Cardiff-based English language school, Celtic English Academy, has made a global name for itself since it first started teaching international students 18 years ago, with the company now providing its services to over 1,200 learners a year from more than 50 countries including Saudi Arabia, Italy, Spain and Japan.
Overseas trade missions key to success abroad
Established in 2004, Celtic English Academy originally started out teaching English in just four classrooms to learners going on to study at local universities as international students. In 2012, the company received funding from Welsh Government to support it to attend overseas trade missions, which kickstarted its export drive and helped it to build its name abroad.
Since then, the British Council accredited school has grown significantly, attracting students from all over the world to come and study at its renowned facilities in Cardiff.
Today, exports account for 95% of Celtic’s trade and the company has expanded to also offer online and hybrid courses, as well as in country teaching and teacher development programmes – diversification that has helped it to remain resilient throughout the pandemic.
Over the past three years, Celtic has landed four major new contracts across Europe, Africa and Asia, which it sees as key to helping propel it back to pre-pandemic levels. Most recently, it has been awarded two remote teaching contracts with Kuwait and Vietnam where it will deliver online sessions with national in-country partners to support English teacher development.
Exploring new overseas markets
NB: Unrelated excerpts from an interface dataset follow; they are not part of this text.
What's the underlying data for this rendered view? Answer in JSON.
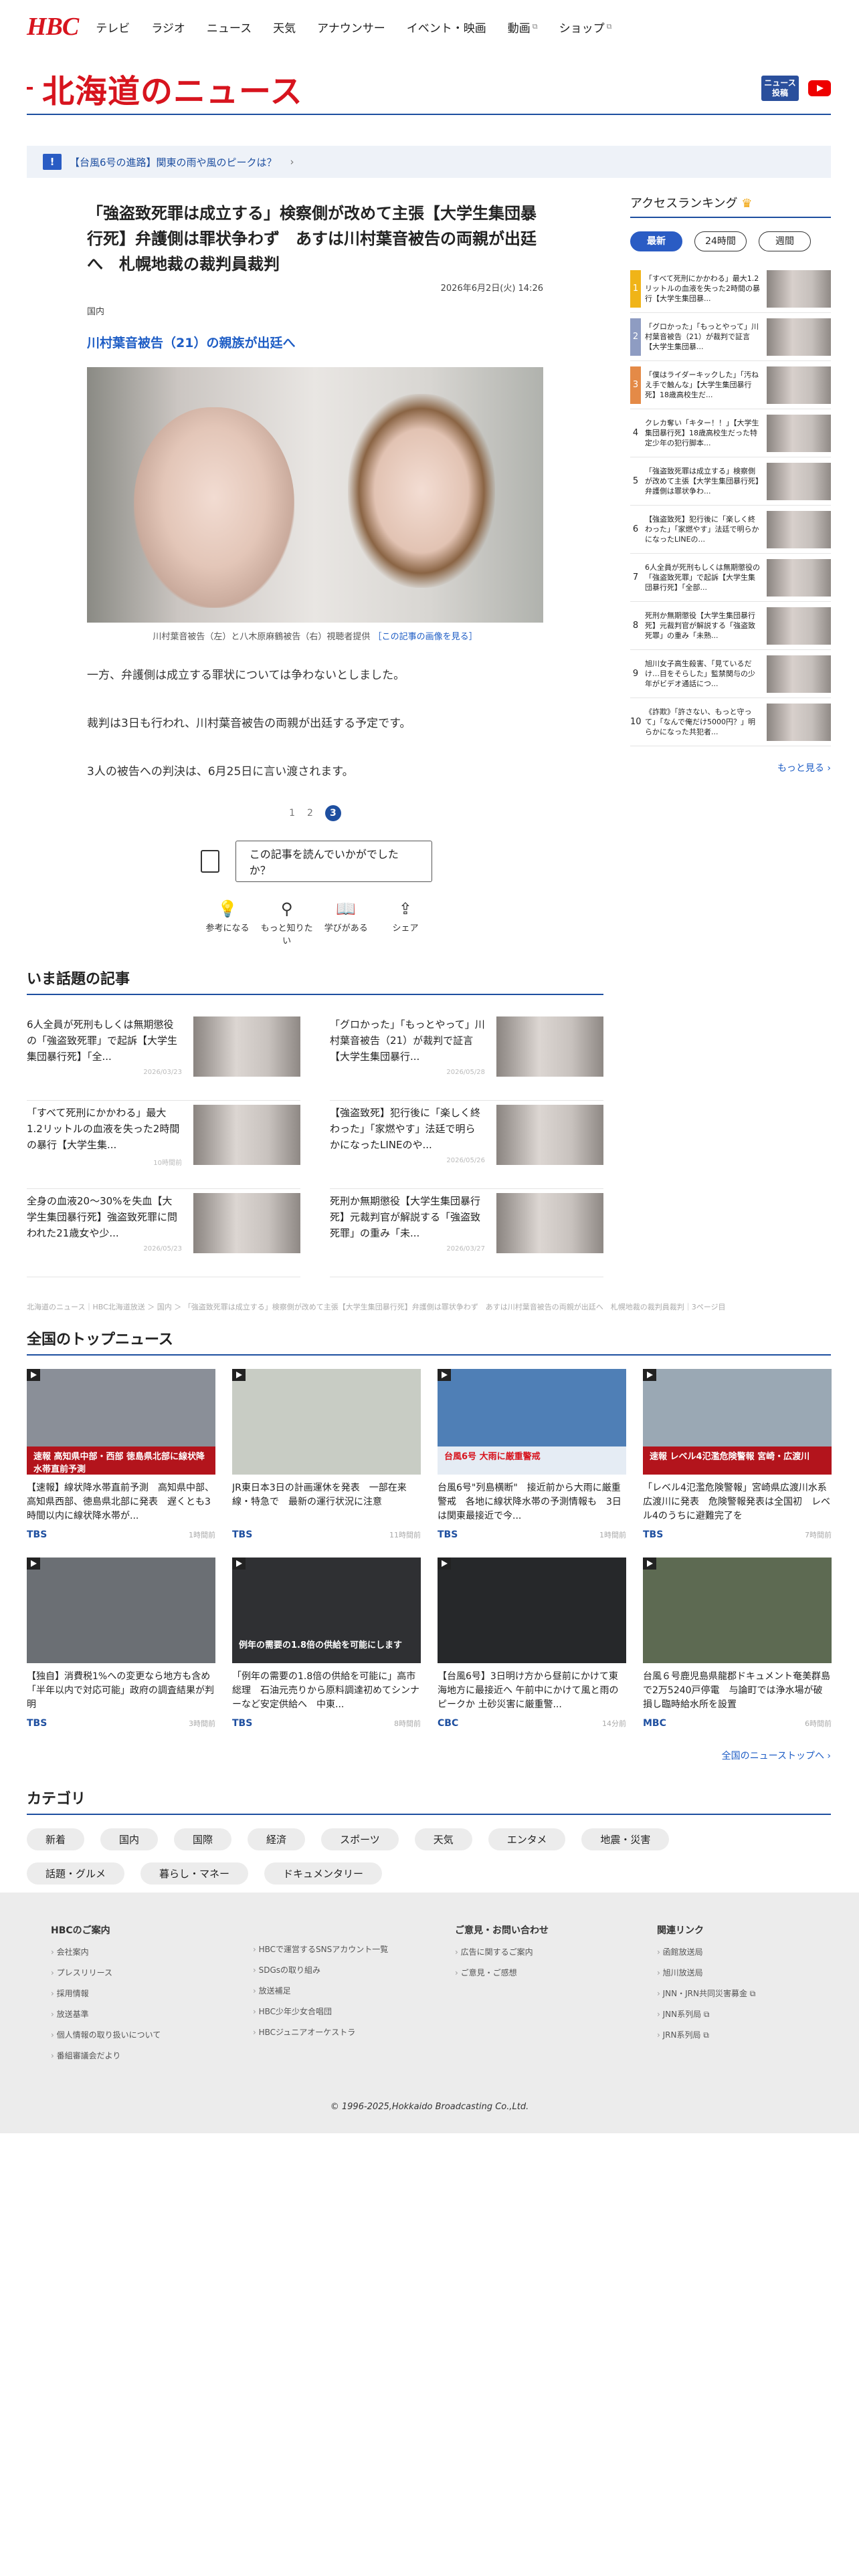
{
  "header": {
    "logo": "HBC",
    "nav": [
      {
        "label": "テレビ",
        "ext": false
      },
      {
        "label": "ラジオ",
        "ext": false
      },
      {
        "label": "ニュース",
        "ext": false
      },
      {
        "label": "天気",
        "ext": false
      },
      {
        "label": "アナウンサー",
        "ext": false
      },
      {
        "label": "イベント・映画",
        "ext": false
      },
      {
        "label": "動画",
        "ext": true
      },
      {
        "label": "ショップ",
        "ext": true
      }
    ],
    "section_title": "北海道のニュース",
    "post_button": "ニュース投稿"
  },
  "alert": {
    "text": "【台風6号の進路】関東の雨や風のピークは？"
  },
  "article": {
    "title": "「強盗致死罪は成立する」検察側が改めて主張【大学生集団暴行死】弁護側は罪状争わず　あすは川村葉音被告の両親が出廷へ　札幌地裁の裁判員裁判",
    "date": "2026年6月2日(火) 14:26",
    "category": "国内",
    "subheading": "川村葉音被告（21）の親族が出廷へ",
    "caption_text": "川村葉音被告（左）と八木原麻鶴被告（右）視聴者提供",
    "caption_link": "［この記事の画像を見る］",
    "paragraphs": [
      "一方、弁護側は成立する罪状については争わないとしました。",
      "裁判は3日も行われ、川村葉音被告の両親が出廷する予定です。",
      "3人の被告への判決は、6月25日に言い渡されます。"
    ],
    "pages": [
      "1",
      "2",
      "3"
    ],
    "current_page": "3"
  },
  "survey": {
    "question": "この記事を読んでいかがでしたか？",
    "reactions": [
      {
        "label": "参考になる",
        "icon": "lightbulb-icon",
        "glyph": "💡"
      },
      {
        "label": "もっと知りたい",
        "icon": "magnifier-icon",
        "glyph": "⚲"
      },
      {
        "label": "学びがある",
        "icon": "book-icon",
        "glyph": "📖"
      },
      {
        "label": "シェア",
        "icon": "share-icon",
        "glyph": "⇪"
      }
    ]
  },
  "ranking": {
    "title": "アクセスランキング",
    "crown": "♛",
    "tabs": [
      "最新",
      "24時間",
      "週間"
    ],
    "items": [
      {
        "rank": "1",
        "text": "「すべて死刑にかかわる」最大1.2リットルの血液を失った2時間の暴行【大学生集団暴..."
      },
      {
        "rank": "2",
        "text": "「グロかった」「もっとやって」川村葉音被告（21）が裁判で証言【大学生集団暴..."
      },
      {
        "rank": "3",
        "text": "「僕はライダーキックした」「汚ねえ手で触んな」【大学生集団暴行死】18歳高校生だ..."
      },
      {
        "rank": "4",
        "text": "クレカ奪い「キター！！」【大学生集団暴行死】18歳高校生だった特定少年の犯行脚本..."
      },
      {
        "rank": "5",
        "text": "「強盗致死罪は成立する」検察側が改めて主張【大学生集団暴行死】弁護側は罪状争わ..."
      },
      {
        "rank": "6",
        "text": "【強盗致死】犯行後に「楽しく終わった」「家燃やす」法廷で明らかになったLINEの..."
      },
      {
        "rank": "7",
        "text": "6人全員が死刑もしくは無期懲役の「強盗致死罪」で起訴【大学生集団暴行死】「全部..."
      },
      {
        "rank": "8",
        "text": "死刑か無期懲役【大学生集団暴行死】元裁判官が解説する「強盗致死罪」の重み「未熟..."
      },
      {
        "rank": "9",
        "text": "旭川女子高生殺害、「見ているだけ…目をそらした」監禁関与の少年がビデオ通話につ..."
      },
      {
        "rank": "10",
        "text": "《詐欺》「許さない、もっと守って」「なんで俺だけ5000円？」明らかになった共犯者..."
      }
    ],
    "more": "もっと見る ›"
  },
  "hot": {
    "title": "いま話題の記事",
    "items": [
      {
        "text": "6人全員が死刑もしくは無期懲役の「強盗致死罪」で起訴【大学生集団暴行死】「全...",
        "time": "2026/03/23"
      },
      {
        "text": "「グロかった」「もっとやって」川村葉音被告（21）が裁判で証言【大学生集団暴行...",
        "time": "2026/05/28"
      },
      {
        "text": "「すべて死刑にかかわる」最大1.2リットルの血液を失った2時間の暴行【大学生集...",
        "time": "10時間前"
      },
      {
        "text": "【強盗致死】犯行後に「楽しく終わった」「家燃やす」法廷で明らかになったLINEのや...",
        "time": "2026/05/26"
      },
      {
        "text": "全身の血液20～30%を失血【大学生集団暴行死】強盗致死罪に問われた21歳女や少...",
        "time": "2026/05/23"
      },
      {
        "text": "死刑か無期懲役【大学生集団暴行死】元裁判官が解説する「強盗致死罪」の重み「未...",
        "time": "2026/03/27"
      }
    ]
  },
  "breadcrumb": "北海道のニュース｜HBC北海道放送 ＞ 国内 ＞ 「強盗致死罪は成立する」検察側が改めて主張【大学生集団暴行死】弁護側は罪状争わず　あすは川村葉音被告の両親が出廷へ　札幌地裁の裁判員裁判｜3ページ目",
  "national": {
    "title": "全国のトップニュース",
    "items": [
      {
        "text": "【速報】線状降水帯直前予測　高知県中部、高知県西部、徳島県北部に発表　遅くとも3時間以内に線状降水帯が...",
        "source": "TBS",
        "time": "1時間前",
        "band": "速報 高知県中部・西部 徳島県北部に線状降水帯直前予測",
        "band_color": "#b3141c",
        "bg": "#8a8f98"
      },
      {
        "text": "JR東日本3日の計画運休を発表　一部在来線・特急で　最新の運行状況に注意",
        "source": "TBS",
        "time": "11時間前",
        "band": "",
        "band_color": "",
        "bg": "#c8ccc4"
      },
      {
        "text": "台風6号\"列島横断\"　接近前から大雨に厳重警戒　各地に線状降水帯の予測情報も　3日は関東最接近で今...",
        "source": "TBS",
        "time": "1時間前",
        "band": "台風6号 大雨に厳重警戒",
        "band_color": "#ffffff",
        "bg": "#4f7fb6"
      },
      {
        "text": "「レベル4氾濫危険警報」宮崎県広渡川水系広渡川に発表　危険警報発表は全国初　レベル4のうちに避難完了を",
        "source": "TBS",
        "time": "7時間前",
        "band": "速報 レベル4氾濫危険警報 宮崎・広渡川",
        "band_color": "#b3141c",
        "bg": "#9aa8b4"
      },
      {
        "text": "【独自】消費税1%への変更なら地方も含め「半年以内で対応可能」政府の調査結果が判明",
        "source": "TBS",
        "time": "3時間前",
        "band": "",
        "band_color": "",
        "bg": "#6b6f74"
      },
      {
        "text": "「例年の需要の1.8倍の供給を可能に」高市総理　石油元売りから原料調達初めてシンナーなど安定供給へ　中東...",
        "source": "TBS",
        "time": "8時間前",
        "band": "例年の需要の1.8倍の供給を可能にします",
        "band_color": "transparent",
        "bg": "#2f3033"
      },
      {
        "text": "【台風6号】3日明け方から昼前にかけて東海地方に最接近へ 午前中にかけて風と雨のピークか 土砂災害に厳重警...",
        "source": "CBC",
        "time": "14分前",
        "band": "",
        "band_color": "",
        "bg": "#26282a"
      },
      {
        "text": "台風６号鹿児島県龍郡ドキュメント奄美群島で2万5240戸停電　与論町では浄水場が破損し臨時給水所を設置",
        "source": "MBC",
        "time": "6時間前",
        "band": "",
        "band_color": "",
        "bg": "#5d6a52"
      }
    ],
    "more": "全国のニューストップへ ›"
  },
  "categories": {
    "title": "カテゴリ",
    "items": [
      "新着",
      "国内",
      "国際",
      "経済",
      "スポーツ",
      "天気",
      "エンタメ",
      "地震・災害",
      "話題・グルメ",
      "暮らし・マネー",
      "ドキュメンタリー"
    ]
  },
  "footer": {
    "columns": [
      {
        "heading": "HBCのご案内",
        "links": [
          "会社案内",
          "プレスリリース",
          "採用情報",
          "放送基準",
          "個人情報の取り扱いについて",
          "番組審議会だより"
        ]
      },
      {
        "heading": "",
        "links": [
          "HBCで運営するSNSアカウント一覧",
          "SDGsの取り組み",
          "放送補足",
          "HBC少年少女合唱団",
          "HBCジュニアオーケストラ"
        ]
      },
      {
        "heading": "ご意見・お問い合わせ",
        "links": [
          "広告に関するご案内",
          "ご意見・ご感想"
        ]
      },
      {
        "heading": "関連リンク",
        "links": [
          "函館放送局",
          "旭川放送局",
          "JNN・JRN共同災害募金 ⧉",
          "JNN系列局 ⧉",
          "JRN系列局 ⧉"
        ]
      }
    ],
    "copyright": "© 1996-2025,Hokkaido Broadcasting Co.,Ltd."
  },
  "colors": {
    "brand_red": "#d7141e",
    "accent_blue": "#1e4fa0",
    "link_blue": "#1e5dc5"
  }
}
Following a challenging year, the academy is now looking to further increase its international presence and is focusing on Latin America, Japan and the Middle East as routes to business recovery and growth. The school has recruited staff in Japan and Brazil, and is exploring in-country teaching opportunities in Saudi Arabia in response to rising demand for English language teaching in the region.
Shoko Doherty, CEO of Celtic English Academy said: “Exporting is central to us as a business. Working with students and teachers from a variety of nationalities, as well as our emphasis on being agile and adapting to changes, has helped us remain resilient as we are not reliant on one single market or region.”
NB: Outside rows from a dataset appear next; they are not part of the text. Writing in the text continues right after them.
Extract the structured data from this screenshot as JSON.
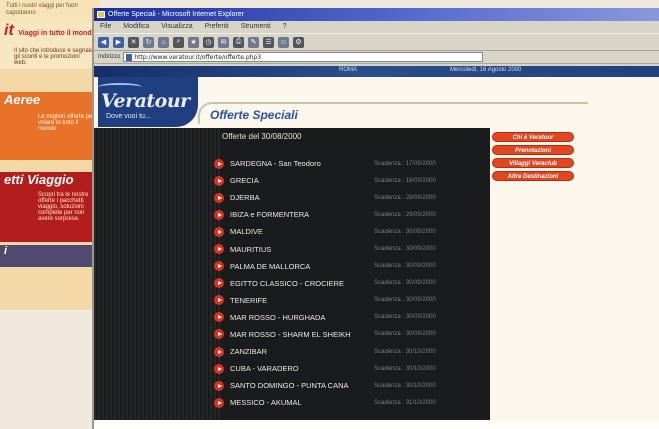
{
  "background_site": {
    "top_text": "Tutti i nostri viaggi per fuori capodanno",
    "promos": [
      {
        "title": "it",
        "subtitle": "Viaggi in tutto il mondo",
        "text": "Il sito che introduce e segnala gli sconti e le promozioni web."
      },
      {
        "title": "Aeree",
        "text": "Le migliori offerte per volare in tutto il mondo"
      },
      {
        "title": "etti Viaggio",
        "text": "Scopri tra le nostre offerte i pacchetti viaggio, soluzioni complete per non avere sorprese."
      },
      {
        "title": "i",
        "text": ""
      }
    ]
  },
  "browser": {
    "title": "Offerte Speciali - Microsoft Internet Explorer",
    "menu": [
      "File",
      "Modifica",
      "Visualizza",
      "Preferiti",
      "Strumenti",
      "?"
    ],
    "address_label": "Indirizzo",
    "url": "http://www.veratour.it/offerte/offerte.php3"
  },
  "page": {
    "banner": {
      "location": "ROMA",
      "date": "Mercoledì, 16 Agosto 2000"
    },
    "logo": {
      "brand": "Veratour",
      "tagline": "Dove vuoi tu..."
    },
    "section_title": "Offerte Speciali",
    "offers_date": "Offerte del 30/08/2000",
    "offers": [
      {
        "destination": "SARDEGNA - San Teodoro",
        "deadline": "Scadenza : 17/09/2000"
      },
      {
        "destination": "GRECIA",
        "deadline": "Scadenza : 18/09/2000"
      },
      {
        "destination": "DJERBA",
        "deadline": "Scadenza : 28/09/2000"
      },
      {
        "destination": "IBIZA e FORMENTERA",
        "deadline": "Scadenza : 29/09/2000"
      },
      {
        "destination": "MALDIVE",
        "deadline": "Scadenza : 30/09/2000"
      },
      {
        "destination": "MAURITIUS",
        "deadline": "Scadenza : 30/09/2000"
      },
      {
        "destination": "PALMA DE MALLORCA",
        "deadline": "Scadenza : 30/09/2000"
      },
      {
        "destination": "EGITTO CLASSICO - CROCIERE",
        "deadline": "Scadenza : 30/09/2000"
      },
      {
        "destination": "TENERIFE",
        "deadline": "Scadenza : 30/09/2000"
      },
      {
        "destination": "MAR ROSSO - HURGHADA",
        "deadline": "Scadenza : 30/09/2000"
      },
      {
        "destination": "MAR ROSSO - SHARM EL SHEIKH",
        "deadline": "Scadenza : 30/09/2000"
      },
      {
        "destination": "ZANZIBAR",
        "deadline": "Scadenza : 30/10/2000"
      },
      {
        "destination": "CUBA - VARADERO",
        "deadline": "Scadenza : 30/10/2000"
      },
      {
        "destination": "SANTO DOMINGO - PUNTA CANA",
        "deadline": "Scadenza : 30/10/2000"
      },
      {
        "destination": "MESSICO - AKUMAL",
        "deadline": "Scadenza : 31/10/2000"
      }
    ],
    "side_nav": [
      "Chi è Veratour",
      "Prenotazioni",
      "Villaggi Veraclub",
      "Altre Destinazioni"
    ]
  },
  "colors": {
    "accent": "#d8321f",
    "brand_blue": "#1f3f80",
    "title_blue": "#2a52a6",
    "panel": "#1a1b1c"
  }
}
Welsh Government support
Key to Celtic’s export success has been support from the Welsh Government, via Business Wales, including access to the Overseas Business Development Fund which has enabled representatives from the company to visit new territories and attend trade missions to find potential new clients or bring new products to already established markets.
Shoko added: “Most of our business has been secured by travelling abroad and meeting new clients directly. These interactions have been crucial to both attracting students to study at our school in Wales, as well as building relationships in order to obtain in-country contracts in target territories, so we are very thankful to the Welsh Government for their support in making this possible.”